Over the years my brother has given me exorbitant gift cards for Christmas. One year I used one to buy an HD radio/iPod dock/alarm clock. You can set the alarm clock to wake you up to the radio or to music from your iPod.

I also used one of those gift cards to buy an iPod that holds something like 100,000 songs or something outrageous like that. Of course I doubt it contains anything near that amount of music.

My contention is that often what gave a person joy when they were younger can give them joy as an adult.

From the time I was a young kid I always listened to music on the radio. It’s a free source of happiness.

All you need is the money to buy a radio. And if you’re content to listen to Taylor Swift or any regular Top 40 music played on average stations you don’t need an HD radio receiver just any old cheap radio whose frequency comes in clearly.

At the time I was a disc jockey in the 1980s a listener had called in and told me he was miraculously able to tune into WSIA, Staten Island from all the way up in Boston. This cheered me.

I make the case for listening to music. Or reading books. Or cooking or baking from recipes. Or if it’s your thing watching TV. These simple pleasures can be enjoyed from your own apartment or house.

In the coming season with the encroaching arctic freeze of late I recommend staying inside and doing things like listening to music or cooking.

You really don’t need a lot of money to be happy.

I make the case for installing iTunes on a computer and listening to music to cheer up our spirits in the coming gloomy cold weather.

I’ll end here by saying that gratefulness goes a long way in feeling good when parts of your life are not so good.

And face it: when it’s cold outside baby who wants to trudge outdoors in the snow.

Music can be a companion to our days.
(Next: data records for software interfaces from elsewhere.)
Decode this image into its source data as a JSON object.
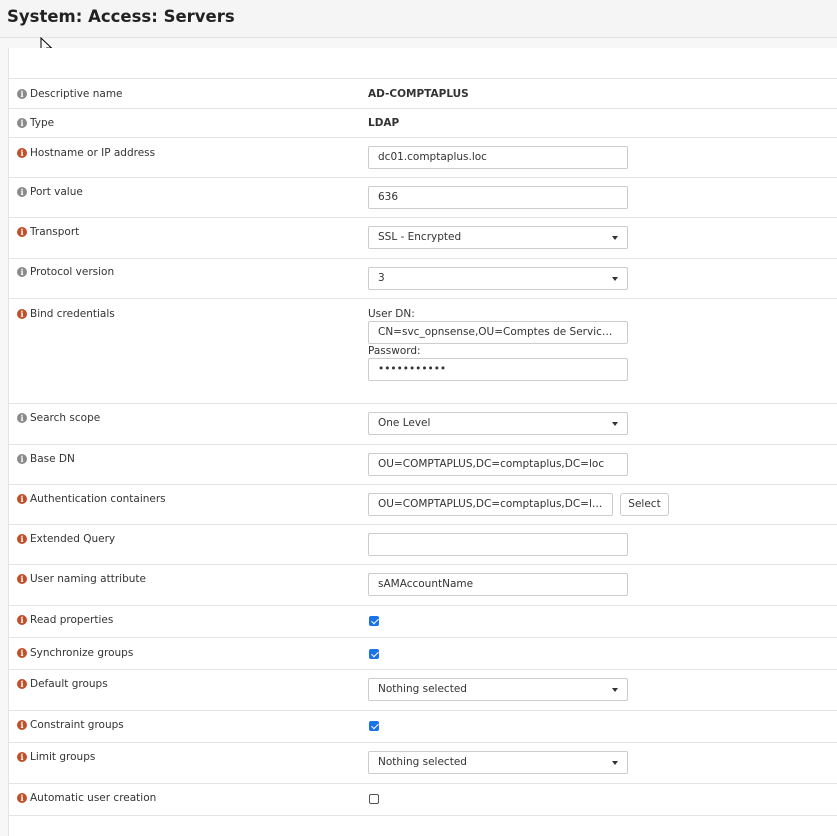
{
  "page": {
    "title": "System: Access: Servers"
  },
  "form": {
    "descriptive_name": {
      "label": "Descriptive name",
      "value": "AD-COMPTAPLUS"
    },
    "type": {
      "label": "Type",
      "value": "LDAP"
    },
    "hostname": {
      "label": "Hostname or IP address",
      "value": "dc01.comptaplus.loc"
    },
    "port": {
      "label": "Port value",
      "value": "636"
    },
    "transport": {
      "label": "Transport",
      "value": "SSL - Encrypted"
    },
    "protocol_version": {
      "label": "Protocol version",
      "value": "3"
    },
    "bind_credentials": {
      "label": "Bind credentials",
      "user_dn_label": "User DN:",
      "user_dn_value": "CN=svc_opnsense,OU=Comptes de Service,OU=...",
      "password_label": "Password:",
      "password_value": "•••••••••••"
    },
    "search_scope": {
      "label": "Search scope",
      "value": "One Level"
    },
    "base_dn": {
      "label": "Base DN",
      "value": "OU=COMPTAPLUS,DC=comptaplus,DC=loc"
    },
    "auth_containers": {
      "label": "Authentication containers",
      "value": "OU=COMPTAPLUS,DC=comptaplus,DC=loc",
      "button": "Select"
    },
    "extended_query": {
      "label": "Extended Query",
      "value": ""
    },
    "user_naming_attribute": {
      "label": "User naming attribute",
      "value": "sAMAccountName"
    },
    "read_properties": {
      "label": "Read properties",
      "checked": true
    },
    "synchronize_groups": {
      "label": "Synchronize groups",
      "checked": true
    },
    "default_groups": {
      "label": "Default groups",
      "value": "Nothing selected"
    },
    "constraint_groups": {
      "label": "Constraint groups",
      "checked": true
    },
    "limit_groups": {
      "label": "Limit groups",
      "value": "Nothing selected"
    },
    "automatic_user_creation": {
      "label": "Automatic user creation",
      "checked": false
    }
  },
  "colors": {
    "info_gray": "#8a8a8a",
    "info_red": "#c0502b",
    "checkbox_blue": "#1a73e8"
  }
}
It can lift us up. It can take us to a better place.

It’s said that “travel is the only thing you buy that makes you richer.”

I say: finding what gives you joy (whether music or something else) and going and doing that makes us richer too.